Start of Extracted material

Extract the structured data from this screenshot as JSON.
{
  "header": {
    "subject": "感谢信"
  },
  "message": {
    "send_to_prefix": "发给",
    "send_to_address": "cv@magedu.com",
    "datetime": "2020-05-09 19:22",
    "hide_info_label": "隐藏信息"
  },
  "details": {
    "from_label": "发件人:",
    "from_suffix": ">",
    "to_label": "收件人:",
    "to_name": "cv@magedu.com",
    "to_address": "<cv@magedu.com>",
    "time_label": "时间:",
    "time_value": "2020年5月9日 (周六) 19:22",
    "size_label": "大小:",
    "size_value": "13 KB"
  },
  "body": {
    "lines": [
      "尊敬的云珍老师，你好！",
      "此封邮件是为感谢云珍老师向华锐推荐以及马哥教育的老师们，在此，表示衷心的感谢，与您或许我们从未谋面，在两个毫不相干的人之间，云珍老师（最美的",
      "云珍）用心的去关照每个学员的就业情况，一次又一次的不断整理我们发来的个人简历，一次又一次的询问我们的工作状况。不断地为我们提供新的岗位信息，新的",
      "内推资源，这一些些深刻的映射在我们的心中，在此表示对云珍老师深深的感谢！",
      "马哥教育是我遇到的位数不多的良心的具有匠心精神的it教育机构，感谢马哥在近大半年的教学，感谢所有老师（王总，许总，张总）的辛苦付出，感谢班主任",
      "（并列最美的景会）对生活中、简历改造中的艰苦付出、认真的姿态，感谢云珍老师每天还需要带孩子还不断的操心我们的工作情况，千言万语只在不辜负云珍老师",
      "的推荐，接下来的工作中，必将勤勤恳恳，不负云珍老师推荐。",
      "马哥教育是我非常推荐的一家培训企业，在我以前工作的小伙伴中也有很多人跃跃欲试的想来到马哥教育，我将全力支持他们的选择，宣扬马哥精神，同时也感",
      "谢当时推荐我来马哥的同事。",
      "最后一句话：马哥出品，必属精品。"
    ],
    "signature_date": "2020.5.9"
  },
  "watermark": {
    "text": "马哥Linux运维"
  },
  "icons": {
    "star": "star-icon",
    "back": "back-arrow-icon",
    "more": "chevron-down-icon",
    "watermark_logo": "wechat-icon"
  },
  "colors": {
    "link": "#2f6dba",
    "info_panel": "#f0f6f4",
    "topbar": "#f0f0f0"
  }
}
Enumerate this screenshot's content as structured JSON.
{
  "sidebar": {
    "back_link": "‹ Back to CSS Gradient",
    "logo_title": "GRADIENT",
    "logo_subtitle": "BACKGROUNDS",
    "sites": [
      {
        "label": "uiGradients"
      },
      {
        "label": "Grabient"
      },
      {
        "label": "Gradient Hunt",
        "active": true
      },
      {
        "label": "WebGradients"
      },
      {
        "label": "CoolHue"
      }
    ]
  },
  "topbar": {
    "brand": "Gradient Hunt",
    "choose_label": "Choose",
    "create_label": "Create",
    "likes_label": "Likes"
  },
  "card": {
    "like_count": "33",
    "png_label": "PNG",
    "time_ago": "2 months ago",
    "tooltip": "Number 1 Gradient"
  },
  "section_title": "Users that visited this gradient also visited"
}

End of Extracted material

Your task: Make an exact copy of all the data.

Exercise result:
Extract the structured data from this screenshot as JSON.
{
  "header": {
    "subject": "感谢信"
  },
  "message": {
    "send_to_prefix": "发给",
    "send_to_address": "cv@magedu.com",
    "datetime": "2020-05-09 19:22",
    "hide_info_label": "隐藏信息"
  },
  "details": {
    "from_label": "发件人:",
    "from_suffix": ">",
    "to_label": "收件人:",
    "to_name": "cv@magedu.com",
    "to_address": "<cv@magedu.com>",
    "time_label": "时间:",
    "time_value": "2020年5月9日 (周六) 19:22",
    "size_label": "大小:",
    "size_value": "13 KB"
  },
  "body": {
    "lines": [
      "尊敬的云珍老师，你好！",
      "此封邮件是为感谢云珍老师向华锐推荐以及马哥教育的老师们，在此，表示衷心的感谢，与您或许我们从未谋面，在两个毫不相干的人之间，云珍老师（最美的",
      "云珍）用心的去关照每个学员的就业情况，一次又一次的不断整理我们发来的个人简历，一次又一次的询问我们的工作状况。不断地为我们提供新的岗位信息，新的",
      "内推资源，这一些些深刻的映射在我们的心中，在此表示对云珍老师深深的感谢！",
      "马哥教育是我遇到的位数不多的良心的具有匠心精神的it教育机构，感谢马哥在近大半年的教学，感谢所有老师（王总，许总，张总）的辛苦付出，感谢班主任",
      "（并列最美的景会）对生活中、简历改造中的艰苦付出、认真的姿态，感谢云珍老师每天还需要带孩子还不断的操心我们的工作情况，千言万语只在不辜负云珍老师",
      "的推荐，接下来的工作中，必将勤勤恳恳，不负云珍老师推荐。",
      "马哥教育是我非常推荐的一家培训企业，在我以前工作的小伙伴中也有很多人跃跃欲试的想来到马哥教育，我将全力支持他们的选择，宣扬马哥精神，同时也感",
      "谢当时推荐我来马哥的同事。",
      "最后一句话：马哥出品，必属精品。"
    ],
    "signature_date": "2020.5.9"
  },
  "watermark": {
    "text": "马哥Linux运维"
  },
  "icons": {
    "star": "star-icon",
    "back": "back-arrow-icon",
    "more": "chevron-down-icon",
    "watermark_logo": "wechat-icon"
  },
  "colors": {
    "link": "#2f6dba",
    "info_panel": "#f0f6f4",
    "topbar": "#f0f0f0"
  }
}
Enumerate this screenshot's content as structured JSON.
{
  "sidebar": {
    "back_link": "‹ Back to CSS Gradient",
    "logo_title": "GRADIENT",
    "logo_subtitle": "BACKGROUNDS",
    "sites": [
      {
        "label": "uiGradients"
      },
      {
        "label": "Grabient"
      },
      {
        "label": "Gradient Hunt",
        "active": true
      },
      {
        "label": "WebGradients"
      },
      {
        "label": "CoolHue"
      }
    ]
  },
  "topbar": {
    "brand": "Gradient Hunt",
    "choose_label": "Choose",
    "create_label": "Create",
    "likes_label": "Likes"
  },
  "card": {
    "like_count": "33",
    "png_label": "PNG",
    "time_ago": "2 months ago",
    "tooltip": "Number 1 Gradient"
  },
  "section_title": "Users that visited this gradient also visited"
}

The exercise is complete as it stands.